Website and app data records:

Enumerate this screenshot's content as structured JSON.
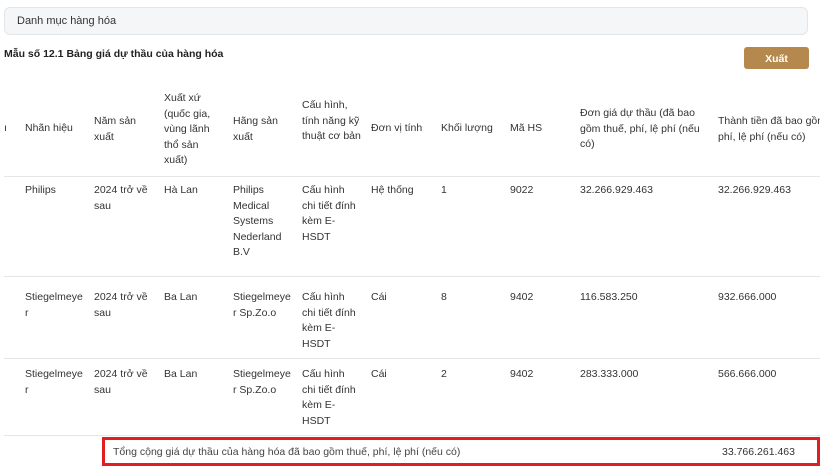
{
  "tab": {
    "label": "Danh mục hàng hóa"
  },
  "title": "Mẫu số 12.1 Bảng giá dự thầu của hàng hóa",
  "export_label": "Xuất Excel",
  "headers": {
    "stub": "ı",
    "brand": "Nhãn hiệu",
    "year": "Năm sản xuất",
    "origin": "Xuất xứ (quốc gia, vùng lãnh thổ sản xuất)",
    "maker": "Hãng sản xuất",
    "config": "Cấu hình, tính năng kỹ thuật cơ bản",
    "unit": "Đơn vị tính",
    "qty": "Khối lượng",
    "hs": "Mã HS",
    "price": "Đơn giá dự thầu (đã bao gồm thuế, phí, lệ phí (nếu có)",
    "total": "Thành tiền đã bao gồm thuế, phí, lệ phí (nếu có)"
  },
  "rows": [
    {
      "brand": "Philips",
      "year": "2024 trở về sau",
      "origin": "Hà Lan",
      "maker": "Philips Medical Systems Nederland B.V",
      "config": "Cấu hình chi tiết đính kèm E-HSDT",
      "unit": "Hệ thống",
      "qty": "1",
      "hs": "9022",
      "price": "32.266.929.463",
      "total": "32.266.929.463"
    },
    {
      "brand": "Stiegelmeyer",
      "year": "2024 trở về sau",
      "origin": "Ba Lan",
      "maker": "Stiegelmeyer Sp.Zo.o",
      "config": "Cấu hình chi tiết đính kèm E-HSDT",
      "unit": "Cái",
      "qty": "8",
      "hs": "9402",
      "price": "116.583.250",
      "total": "932.666.000"
    },
    {
      "brand": "Stiegelmeyer",
      "year": "2024 trở về sau",
      "origin": "Ba Lan",
      "maker": "Stiegelmeyer Sp.Zo.o",
      "config": "Cấu hình chi tiết đính kèm E-HSDT",
      "unit": "Cái",
      "qty": "2",
      "hs": "9402",
      "price": "283.333.000",
      "total": "566.666.000"
    }
  ],
  "footer": {
    "label": "Tổng cộng giá dự thầu của hàng hóa đã bao gồm thuế, phí, lệ phí (nếu có)",
    "value": "33.766.261.463"
  },
  "colors": {
    "export_button": "#b5894d",
    "highlight_border": "#e02020"
  }
}
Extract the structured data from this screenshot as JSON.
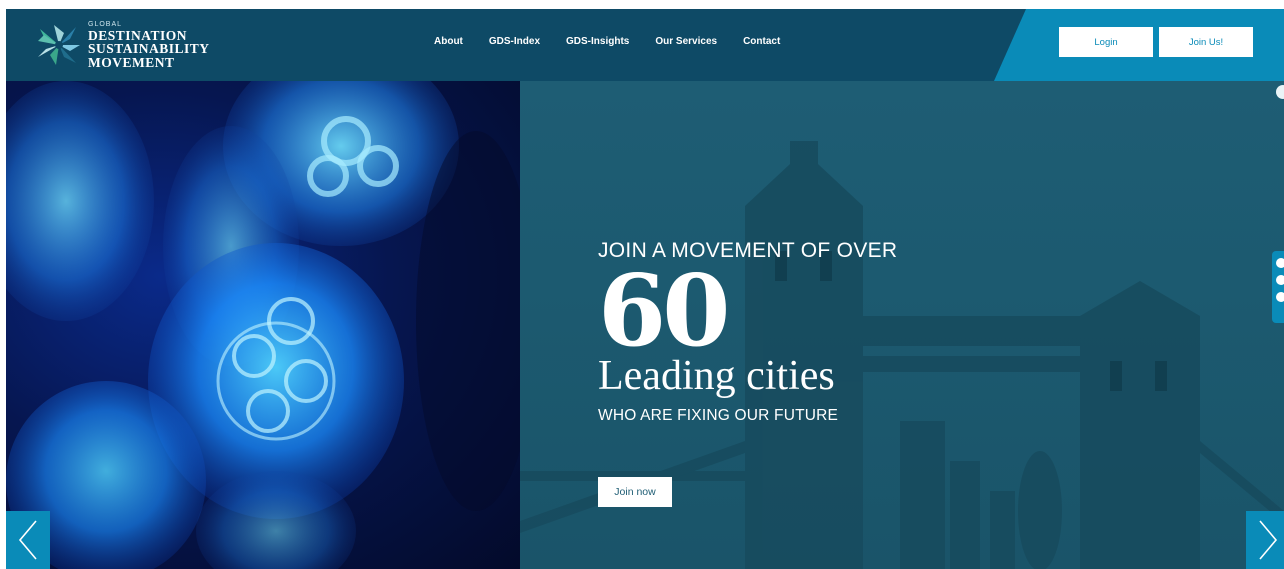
{
  "brand": {
    "small": "GLOBAL",
    "line1": "DESTINATION",
    "line2": "SUSTAINABILITY",
    "line3": "MOVEMENT"
  },
  "nav": {
    "items": [
      {
        "label": "About"
      },
      {
        "label": "GDS-Index"
      },
      {
        "label": "GDS-Insights"
      },
      {
        "label": "Our Services"
      },
      {
        "label": "Contact"
      }
    ]
  },
  "header_buttons": {
    "login": "Login",
    "join": "Join Us!"
  },
  "hero": {
    "kicker": "JOIN A MOVEMENT OF OVER",
    "number": "60",
    "headline": "Leading cities",
    "subline": "WHO ARE FIXING OUR FUTURE",
    "cta": "Join now"
  },
  "colors": {
    "header": "#0e4a66",
    "accent": "#0a8bb8",
    "overlay": "#1e5d74"
  },
  "icons": {
    "prev": "chevron-left-icon",
    "next": "chevron-right-icon",
    "social": [
      "facebook-icon",
      "twitter-icon",
      "instagram-icon"
    ]
  }
}
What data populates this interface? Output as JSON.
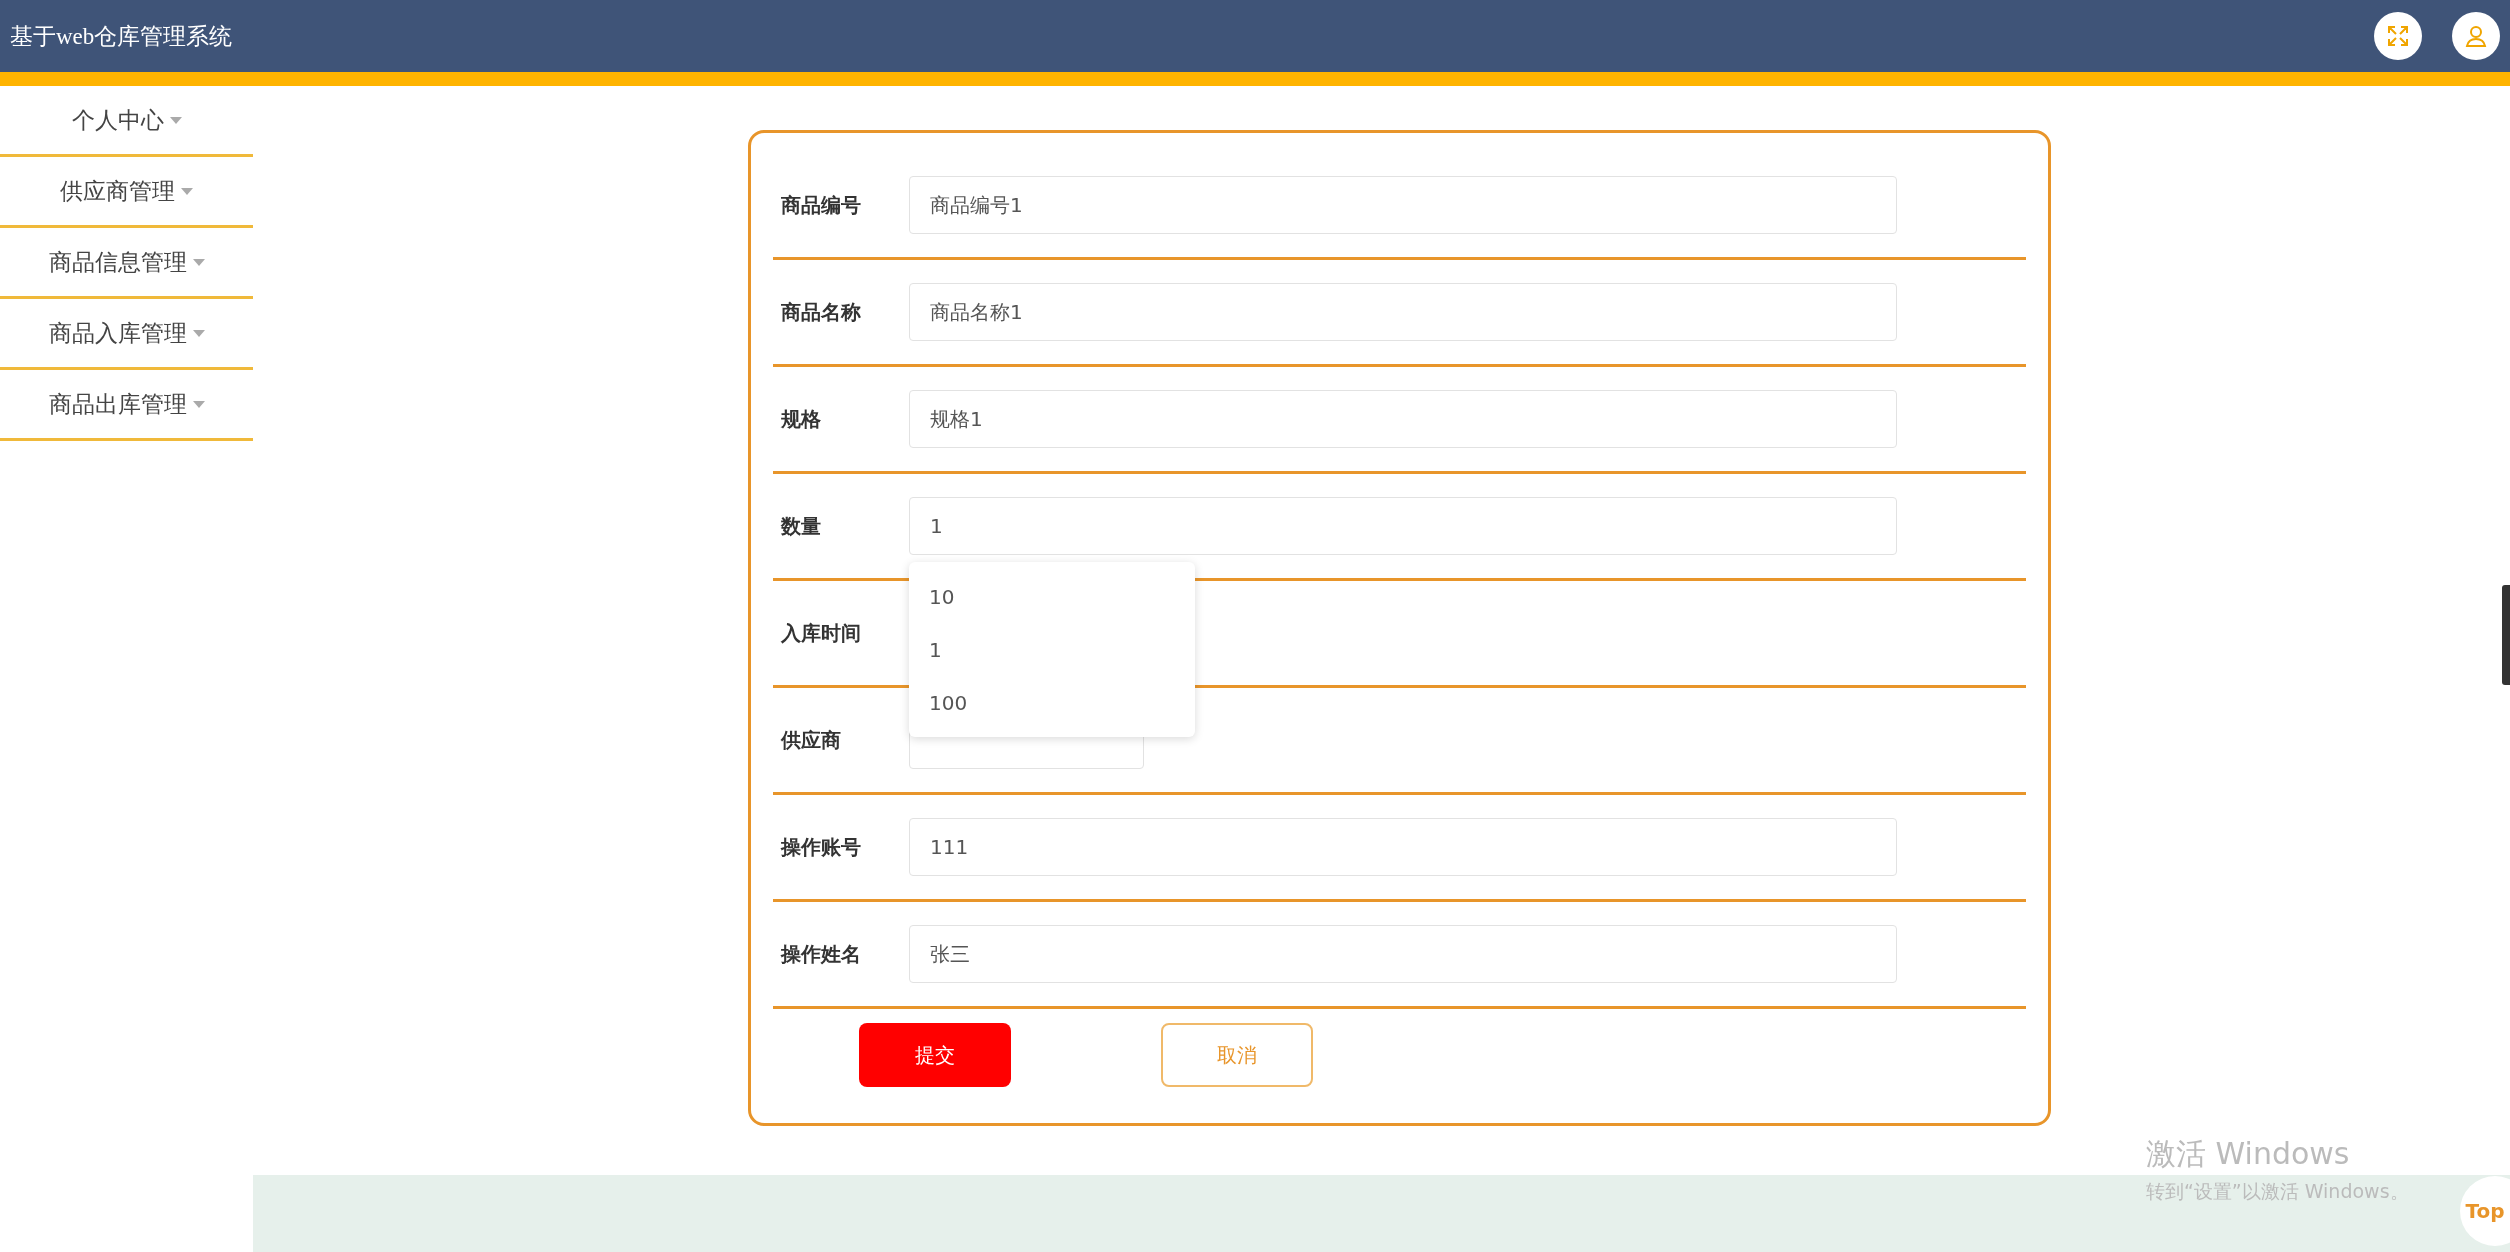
{
  "header": {
    "title": "基于web仓库管理系统"
  },
  "sidebar": {
    "items": [
      {
        "label": "个人中心"
      },
      {
        "label": "供应商管理"
      },
      {
        "label": "商品信息管理"
      },
      {
        "label": "商品入库管理"
      },
      {
        "label": "商品出库管理"
      }
    ]
  },
  "form": {
    "fields": [
      {
        "label": "商品编号",
        "kind": "text",
        "value": "商品编号1"
      },
      {
        "label": "商品名称",
        "kind": "text",
        "value": "商品名称1"
      },
      {
        "label": "规格",
        "kind": "text",
        "value": "规格1"
      },
      {
        "label": "数量",
        "kind": "text",
        "value": "1",
        "suggestions": [
          "10",
          "1",
          "100"
        ]
      },
      {
        "label": "入库时间",
        "kind": "date"
      },
      {
        "label": "供应商",
        "kind": "select"
      },
      {
        "label": "操作账号",
        "kind": "text",
        "value": "111"
      },
      {
        "label": "操作姓名",
        "kind": "text",
        "value": "张三"
      }
    ],
    "buttons": [
      {
        "label": "提交",
        "kind": "primary"
      },
      {
        "label": "取消",
        "kind": "secondary"
      }
    ]
  },
  "back_to_top": "Top",
  "activation_notice": {
    "title": "激活 Windows",
    "subtitle": "转到“设置”以激活 Windows。"
  }
}
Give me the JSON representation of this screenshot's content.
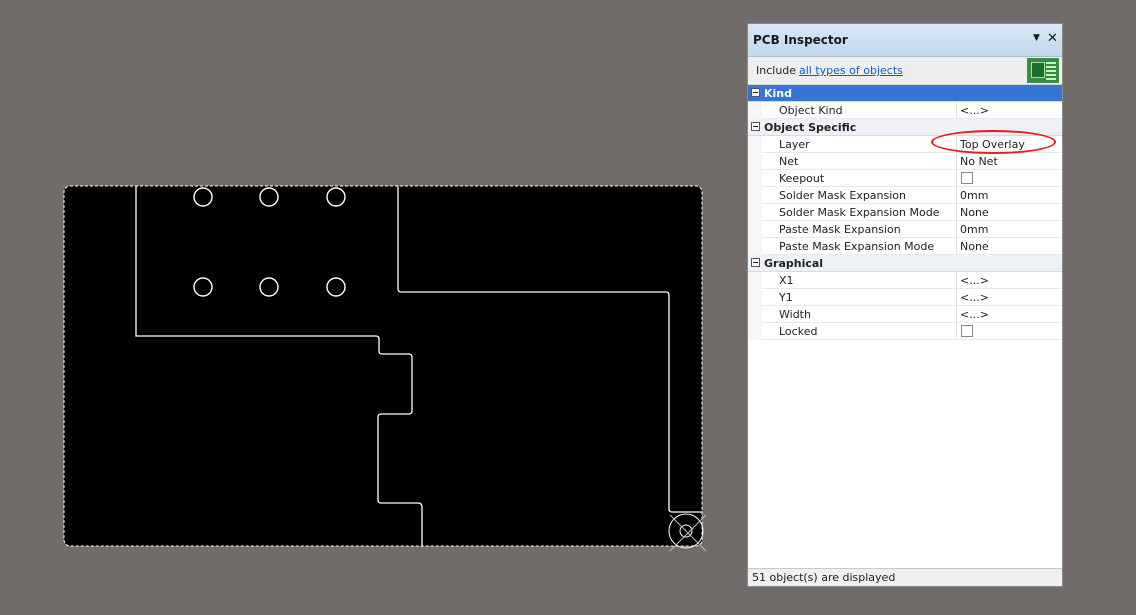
{
  "panel": {
    "title": "PCB Inspector",
    "include_label": "Include",
    "filter_link": "all types of objects"
  },
  "sections": [
    {
      "label": "Kind",
      "selected": true,
      "rows": [
        {
          "name": "Object Kind",
          "value": "<...>"
        }
      ]
    },
    {
      "label": "Object Specific",
      "selected": false,
      "rows": [
        {
          "name": "Layer",
          "value": "Top Overlay"
        },
        {
          "name": "Net",
          "value": "No Net"
        },
        {
          "name": "Keepout",
          "checkbox": true,
          "checked": false
        },
        {
          "name": "Solder Mask Expansion",
          "value": "0mm"
        },
        {
          "name": "Solder Mask Expansion Mode",
          "value": "None"
        },
        {
          "name": "Paste Mask Expansion",
          "value": "0mm"
        },
        {
          "name": "Paste Mask Expansion Mode",
          "value": "None"
        }
      ]
    },
    {
      "label": "Graphical",
      "selected": false,
      "rows": [
        {
          "name": "X1",
          "value": "<...>"
        },
        {
          "name": "Y1",
          "value": "<...>"
        },
        {
          "name": "Width",
          "value": "<...>"
        },
        {
          "name": "Locked",
          "checkbox": true,
          "checked": false
        }
      ]
    }
  ],
  "status": {
    "text": "51 object(s) are displayed"
  },
  "icons": {
    "dropdown": "dropdown-arrow-icon",
    "close": "close-icon",
    "filter": "pcb-filter-icon",
    "origin": "origin-marker-icon"
  },
  "colors": {
    "workspace": "#716c6a",
    "board": "#000000",
    "outline": "#ffffff",
    "selected_header": "#3575d3",
    "annotation": "#e02020",
    "link": "#1060c0"
  }
}
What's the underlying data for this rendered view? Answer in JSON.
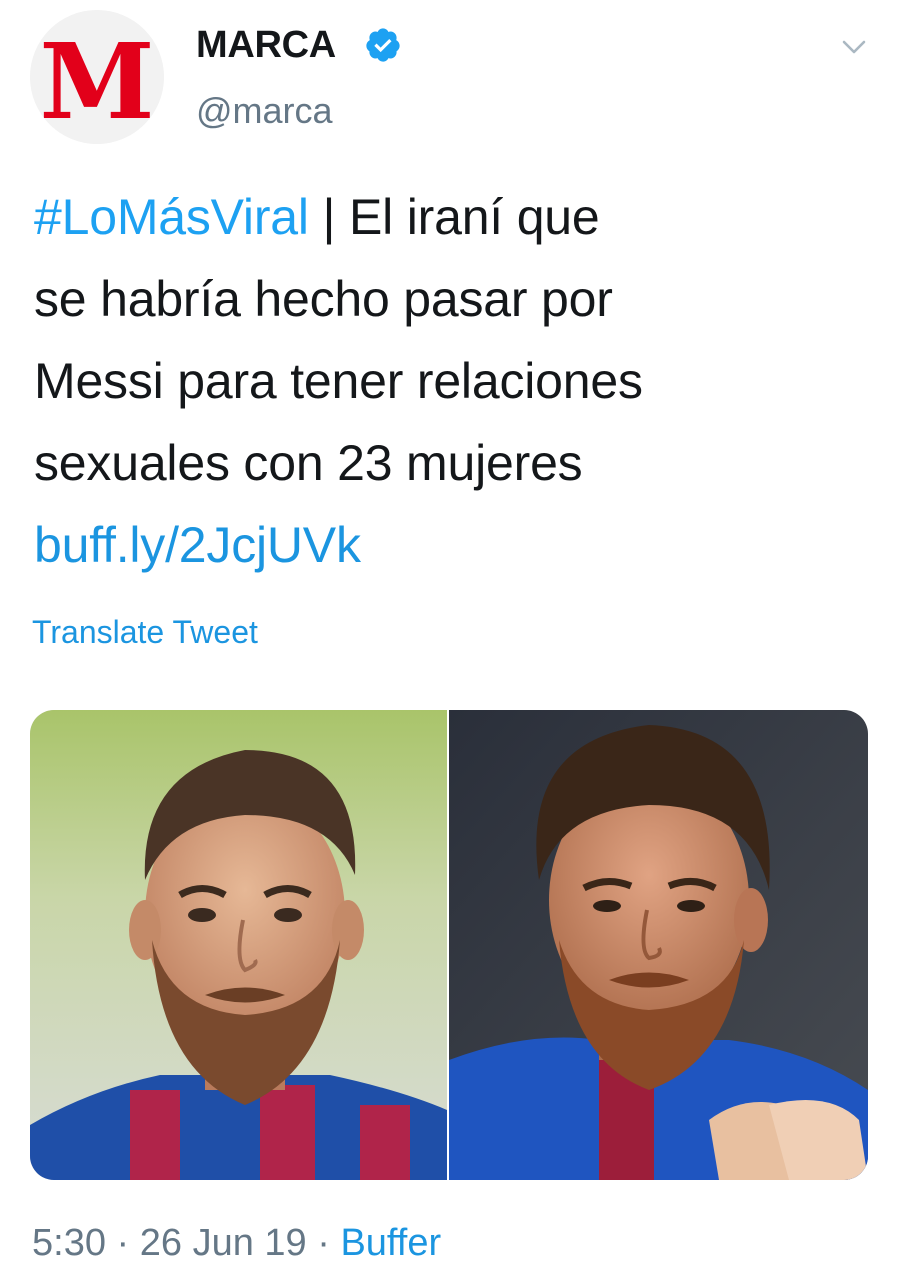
{
  "account": {
    "name": "MARCA",
    "handle": "@marca",
    "avatar_letter": "M",
    "avatar_color": "#e2001a",
    "verified_icon": "verified-badge-icon",
    "verified_color": "#1da1f2"
  },
  "tweet": {
    "hashtag": "#LoMásViral",
    "line1_rest": " | El iraní que",
    "line2": "se habría hecho pasar por",
    "line3": "Messi para tener relaciones",
    "line4": "sexuales con 23 mujeres",
    "link": "buff.ly/2JcjUVk"
  },
  "translate_label": "Translate Tweet",
  "media": {
    "left_image": "man-with-beard-in-striped-jersey",
    "right_image": "footballer-with-beard-adjusting-jersey"
  },
  "meta": {
    "time": "5:30",
    "sep1": " · ",
    "date": "26 Jun 19",
    "sep2": " · ",
    "source": "Buffer"
  },
  "icons": {
    "caret": "chevron-down-icon"
  }
}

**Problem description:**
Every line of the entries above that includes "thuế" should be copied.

**Written solution:**
    "price": "Đơn giá dự thầu (đã bao gồm thuế, phí, lệ phí (nếu có)",
    "total": "Thành tiền đã bao gồm thuế, phí, lệ phí (nếu có)"
    "label": "Tổng cộng giá dự thầu của hàng hóa đã bao gồm thuế, phí, lệ phí (nếu có)",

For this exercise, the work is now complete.